For the last few years, Tendulkar hadn’t written much except a couple of novels, some autobiographical articles and a prequel to Sakharam Binder. But he regularly kept in touch with the new generation, praising them, guiding them, and displaying a curiosity for their concerns.

In a conversation with this writer a couple of years ago, Tendulkar spoke of his struggle for survival due to lack of any formal qualifications. He grew up in a house full of books and read avidly. His small-time publisher father took him to the theatre a lot and the boy Tendulkar was fascinated by the way men enacted women’s roles and then smoked beedis backstage. In school, he was a loner and writing became an emotional need.

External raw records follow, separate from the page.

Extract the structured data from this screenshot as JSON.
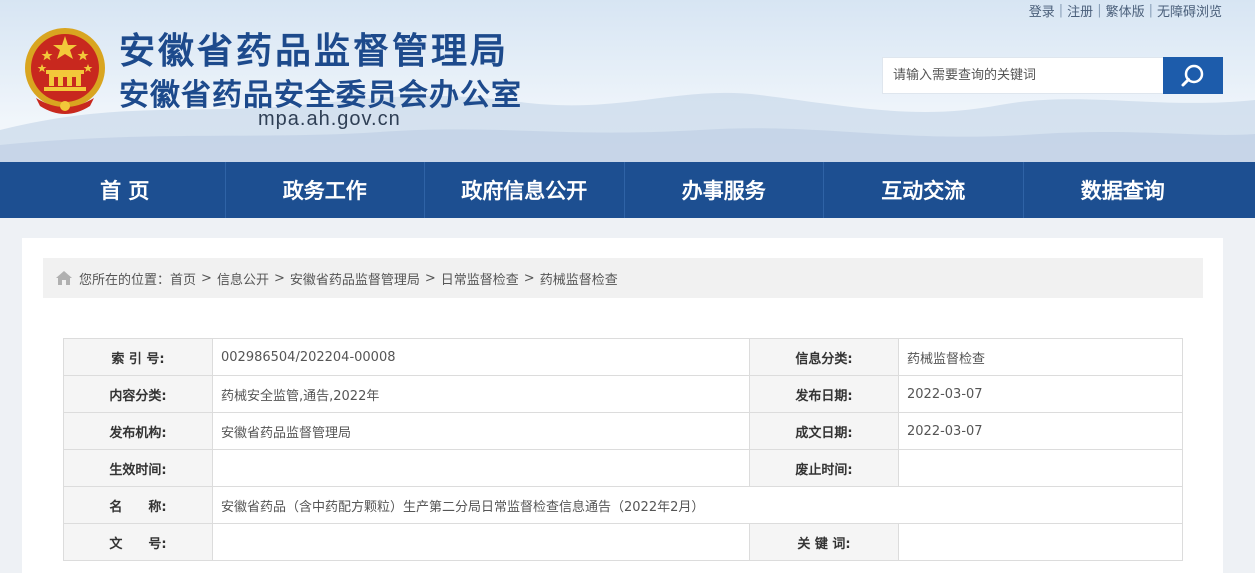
{
  "header": {
    "top_links": [
      "登录",
      "注册",
      "繁体版",
      "无障碍浏览"
    ],
    "title_main": "安徽省药品监督管理局",
    "title_sub": "安徽省药品安全委员会办公室",
    "domain": "mpa.ah.gov.cn",
    "search_placeholder": "请输入需要查询的关键词",
    "search_icon": "search-icon"
  },
  "nav": {
    "items": [
      "首 页",
      "政务工作",
      "政府信息公开",
      "办事服务",
      "互动交流",
      "数据查询"
    ]
  },
  "breadcrumb": {
    "prefix": "您所在的位置：",
    "items": [
      "首页",
      "信息公开",
      "安徽省药品监督管理局",
      "日常监督检查",
      "药械监督检查"
    ],
    "separator": ">"
  },
  "info": {
    "index_label": "索 引 号:",
    "index_value": "002986504/202204-00008",
    "category_label": "信息分类:",
    "category_value": "药械监督检查",
    "content_type_label": "内容分类:",
    "content_type_value": "药械安全监管,通告,2022年",
    "publish_date_label": "发布日期:",
    "publish_date_value": "2022-03-07",
    "publisher_label": "发布机构:",
    "publisher_value": "安徽省药品监督管理局",
    "doc_date_label": "成文日期:",
    "doc_date_value": "2022-03-07",
    "effective_label": "生效时间:",
    "effective_value": "",
    "expire_label": "废止时间:",
    "expire_value": "",
    "name_label": "名　　称:",
    "name_value": "安徽省药品（含中药配方颗粒）生产第二分局日常监督检查信息通告（2022年2月）",
    "doc_no_label": "文　　号:",
    "doc_no_value": "",
    "keywords_label": "关 键 词:",
    "keywords_value": ""
  },
  "colors": {
    "brand_blue": "#1d4f91",
    "title_blue": "#1d4a8c",
    "search_button": "#1d5cab"
  }
}
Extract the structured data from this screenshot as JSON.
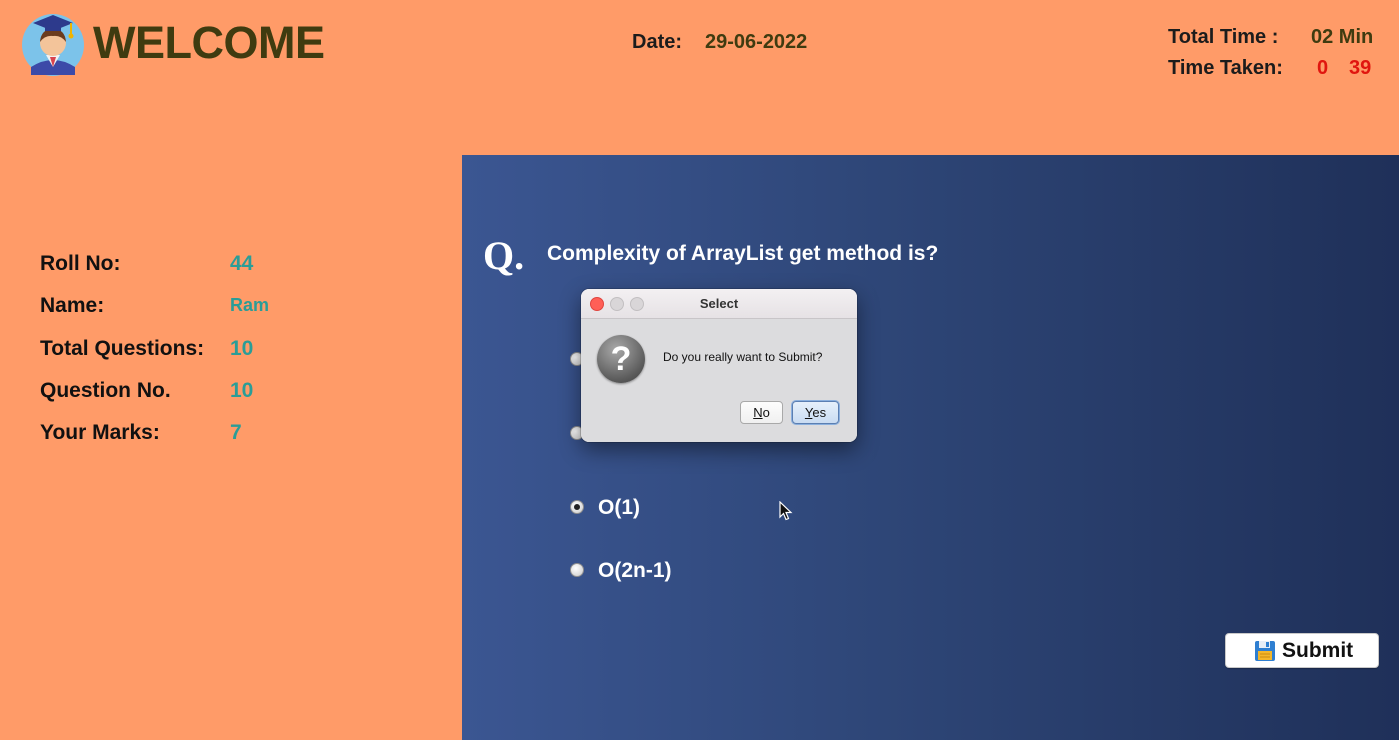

Ironically, it could have been this lack of formal education that kept Tendulkar away from straitjacketed methods of expression. He refused to be walled in by accepted traditions and conventions and right from his earliest plays, Grihast and Shrimant in 1955, he was recognised by his rebellious, iconoclastic style that earned him bouquets and brickbats in equal measure.

In the five decades that followed, he stayed unflinchingly on his chosen path, crossing swords with numerous adversaries, among them political parties like Shiv Sena and self-appointed moral brigades who branded him as a subversive write who peddled sex and violence. The plays that came under the scanner in the early 1970s were Gidhade, Tendulkar’s naturalistic take on intrinsic violence in man as manifested in a middle-class family, Sakharam Binder, where once again physical violence and so-called immoral behaviour came to the fore and standard, middle-class notions of theatre were stood on their head; and Ghashiram Kotwal, his international success which had the pro-Brahmin brigade up in arms but which, Tendulkar claimed, kept the focus, like in his other plays, on human frailties that change people almost overnight.

Of course, there were many more plays. The ones he wrote in the 1950s and ’60s for Rangayan, the premier experimental theatre group of the day, where he worked with colleagues like Vijaya Mehta, Shreeram Lagoo and Aravind and Sulabha Deshpande. And later, after plays like Ghashiram, plays like Kanyadaan, which centered around the upheaval in a Brahmin family when the daughter marries a Dalit man; Chiranjeev Saubhagyakankshini, about the travails of a girl in the marriage mart, Mitrachi Goshita, about a lesbian relationship; and Kamala a take-off on the true incident of a journalist’s purchase of a woman which the playwright used to highlight the inequality of genders.

Tendulkar wrote some path-breaking film scripts too, largely for the parallel cinema of the 1970s and 80s. However, he always stated that theatre was the medium he was most comfortable with.

Mukta Rajadhyaksha is a theatre critic and writer